Rabbits produce two things in obscene quantities: other rabbits and rabbit pellets. Thankfully, the only thing that “the pre-Monty Python killer rabbit movie” Night of the Lepus begat was the filmic equivalent of the latter. Not unlike the dire, one-joke Attack of the Killer Tomatoes, only played ludicrously straight, William F. Claxton’s film is a radically dull riff on the nature-run-amok genre, utilizing what must’ve felt at the time like the only animal not yet exploited to scare audiences. But scares are exactly what the filmmakers didn’t get—not even with some early-‘70s PG grue, multiple close-ups of giant bunnies’ tusk-like buck teeth, or Janet Leigh in that tweaky, full-on DT-shakes mode that came to characterize all of her latter-day horror performances.
The film takes place on a parched desert prairie that’s overrun by a plague of the fat lagomorpha, seriously pissing off a farmer who probably deserves all the grief coming to him, given that he was moronic enough to try to irrigate the desert in the first place. He recruits a committee of ivory-tower eggheads to come up with a solution, since rounding the herds up in fences and kicking them around only appears to spook the horses. Quicker than you can place bets on “playing God,” the scientists (Leigh and Stuart Whitman, in a “we nominated them for Oscars and this is how they repay the legacy” twofer) have 30 of the furballs sequestered in paper-lined cages with various pharmacological cocktails dripping down their slimy little throats.
Rabbits don’t have vocal cords, so Big Science can’t hear them scream. Luckily, the real God is a card-carrying PETA member, and with the help of His human incarnation on Earth (in the form we all feared He’d take: a very blond, very terrible little actress), a tainted bunny ends up back in the wild. Specifically in an underground network of caves, where it apparently busts his polluted nut in gallons—because not even so much as a day later there are mysterious human mutilations and an ominous rumbling from the hills. Vengeance has a new face, foolish humans, and it’s an absofuckinglute waste of time.

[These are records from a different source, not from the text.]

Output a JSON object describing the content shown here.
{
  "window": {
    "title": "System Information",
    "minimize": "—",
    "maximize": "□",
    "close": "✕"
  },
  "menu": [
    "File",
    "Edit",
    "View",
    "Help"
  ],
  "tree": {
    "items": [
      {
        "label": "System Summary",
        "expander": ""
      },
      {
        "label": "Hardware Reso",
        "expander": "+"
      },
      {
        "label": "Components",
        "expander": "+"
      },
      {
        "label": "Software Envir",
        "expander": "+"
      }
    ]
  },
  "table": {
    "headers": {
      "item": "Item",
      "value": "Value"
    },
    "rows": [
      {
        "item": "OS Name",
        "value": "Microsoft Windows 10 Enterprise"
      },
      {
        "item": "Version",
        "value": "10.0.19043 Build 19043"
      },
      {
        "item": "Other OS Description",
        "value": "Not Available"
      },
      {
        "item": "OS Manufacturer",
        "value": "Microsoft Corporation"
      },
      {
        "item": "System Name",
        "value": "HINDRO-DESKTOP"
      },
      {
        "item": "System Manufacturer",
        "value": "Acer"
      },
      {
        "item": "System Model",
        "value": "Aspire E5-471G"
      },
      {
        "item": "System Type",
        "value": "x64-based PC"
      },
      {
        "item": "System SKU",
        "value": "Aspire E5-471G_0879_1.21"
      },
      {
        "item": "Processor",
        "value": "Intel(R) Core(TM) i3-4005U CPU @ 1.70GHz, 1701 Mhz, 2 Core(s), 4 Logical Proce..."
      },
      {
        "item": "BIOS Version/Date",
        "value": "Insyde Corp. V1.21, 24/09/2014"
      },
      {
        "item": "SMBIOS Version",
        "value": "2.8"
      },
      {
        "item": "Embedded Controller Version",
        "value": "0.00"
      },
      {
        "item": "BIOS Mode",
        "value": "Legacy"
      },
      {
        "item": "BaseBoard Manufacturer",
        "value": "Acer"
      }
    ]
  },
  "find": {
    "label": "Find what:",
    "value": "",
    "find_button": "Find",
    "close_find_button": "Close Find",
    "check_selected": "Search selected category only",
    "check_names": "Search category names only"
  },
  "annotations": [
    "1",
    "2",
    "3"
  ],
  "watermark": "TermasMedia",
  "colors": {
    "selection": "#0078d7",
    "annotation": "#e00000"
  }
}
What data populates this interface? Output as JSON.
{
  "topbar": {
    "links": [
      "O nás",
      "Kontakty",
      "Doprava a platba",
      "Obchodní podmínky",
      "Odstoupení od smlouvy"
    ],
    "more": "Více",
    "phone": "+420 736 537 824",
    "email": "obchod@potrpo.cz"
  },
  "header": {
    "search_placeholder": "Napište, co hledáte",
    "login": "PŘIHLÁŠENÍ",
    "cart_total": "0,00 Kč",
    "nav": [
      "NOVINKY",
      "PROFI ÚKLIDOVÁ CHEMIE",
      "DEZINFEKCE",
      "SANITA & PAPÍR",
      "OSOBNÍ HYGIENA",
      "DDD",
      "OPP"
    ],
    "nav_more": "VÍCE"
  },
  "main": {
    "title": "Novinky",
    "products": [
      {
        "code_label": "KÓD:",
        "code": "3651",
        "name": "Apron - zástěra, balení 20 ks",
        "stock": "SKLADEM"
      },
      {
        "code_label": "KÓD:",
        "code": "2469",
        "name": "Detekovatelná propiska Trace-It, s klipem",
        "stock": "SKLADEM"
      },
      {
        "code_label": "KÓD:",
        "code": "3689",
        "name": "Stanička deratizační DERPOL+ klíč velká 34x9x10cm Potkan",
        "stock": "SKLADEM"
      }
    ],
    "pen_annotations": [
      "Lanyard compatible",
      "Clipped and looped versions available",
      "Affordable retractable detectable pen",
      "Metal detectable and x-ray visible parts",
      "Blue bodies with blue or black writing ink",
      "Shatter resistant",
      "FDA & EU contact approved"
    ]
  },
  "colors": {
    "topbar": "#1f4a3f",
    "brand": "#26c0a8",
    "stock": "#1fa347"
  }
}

Gotta give WB credit. The video transfer is sparkling. Makes the film look like the TV-budget mess it is. All insufficient miniature sets are revealed for the toothpick and finger-paint models they are. The rabbit stampedes' slow-mo lack of focus and the underexposed nature of the nighttime scenes confirm the disc's commitment to exposing the bankruptcy of the source material, which is probably because no one requested a print of the film for decades, hence a pristine print. The sound has a nice range of tin-eared dialogue, bass-pulsations representing bunny marathons, and an uncouth musical score.
There is a theatrical trailer. Watch it and see if you can spot Janet Leigh's eyes rolling in disbelief.
Might be the only ’70s film featuring the Army that isn’t even worth unpacking for political subtext.